(Above) The Maritime Treasures gallery at the No.1 Smithery
A once decaying maintenance building used to build and repair Royal Navy ships will reopen as the £13 million centrepiece of Chatham Historic Dockyard next month after receiving its first fleet of models and historic artefacts.
The No.1 Smithery’s collection of globetrotting maritime objects and art, ranging from miniatures of Napoleonic ships to gold cups used by VIPs onboard, will entertain visitors to the Dockyard with five dedicated new areas.
A Napoleonic Prisoner of War ship is one of the new arrivals
Highlights include loans from the National Maritime Museum and the Imperial War Museum, a courtyard for family activities and performance art, a Pipebending Floor where the public will be shown engineering techniques and a controlled storage space for more than 4,000 models.
The structure had previously been specified as a Scheduled Ancient Monument amid concerns about its dilapidation.
The King's Cup
“Saving the building and turning it into a fantastic new museum experience for our visitors has been a huge achievement for the Trust and its partners,” reflected Bill Ferris, the Chief Executive of Chatham Historic Dockyard Trust, who suggested the opening would be the most important nautical launch since HMS Victory was unveiled at Portsmouth Historic Dockyard.
“Its transformation is one of the last and most significant pieces in the Historic Dockyard jigsaw and is at the heart of Medway’s and the Thames Gateway’s cultural regeneration strategy.
The building will open in July 2010
“You can really see the contrast between the original, industrial, dirty and noisy building, with the new and very modern galleries and collections.”

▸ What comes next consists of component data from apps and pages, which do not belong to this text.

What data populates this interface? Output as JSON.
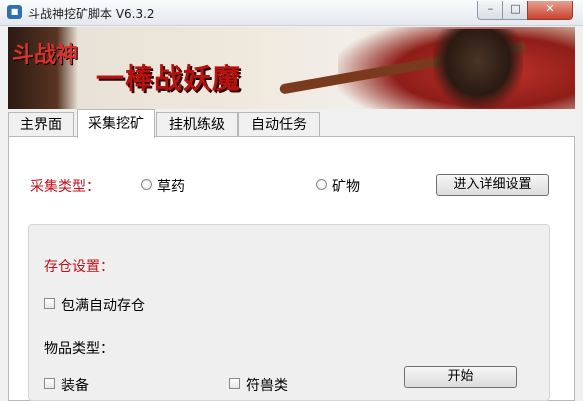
{
  "window": {
    "title": "斗战神挖矿脚本 V6.3.2",
    "controls": {
      "minimize": "–",
      "maximize": "□",
      "close": "✕"
    }
  },
  "banner": {
    "logo_text": "斗战神",
    "slogan": "一棒战妖魔"
  },
  "tabs": [
    {
      "label": "主界面",
      "active": false
    },
    {
      "label": "采集挖矿",
      "active": true
    },
    {
      "label": "挂机练级",
      "active": false
    },
    {
      "label": "自动任务",
      "active": false
    }
  ],
  "collect": {
    "type_label": "采集类型：",
    "options": [
      {
        "label": "草药",
        "selected": false
      },
      {
        "label": "矿物",
        "selected": false
      }
    ],
    "detail_button": "进入详细设置"
  },
  "storage": {
    "title": "存仓设置：",
    "auto_store_label": "包满自动存仓",
    "auto_store_checked": false,
    "item_type_label": "物品类型：",
    "item_types": [
      {
        "label": "装备",
        "checked": false
      },
      {
        "label": "符兽类",
        "checked": false
      }
    ],
    "start_button": "开始"
  },
  "colors": {
    "accent_red": "#c0101a",
    "close_button": "#c8422e"
  }
}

A collection of enormous Stanley Spencer canvasses will go on display for the first time since being restored by the Imperial War Museum in the first show in the exhibition area, accompanied by 28 drawings and related Smithery tools.
Opens July 24 2010.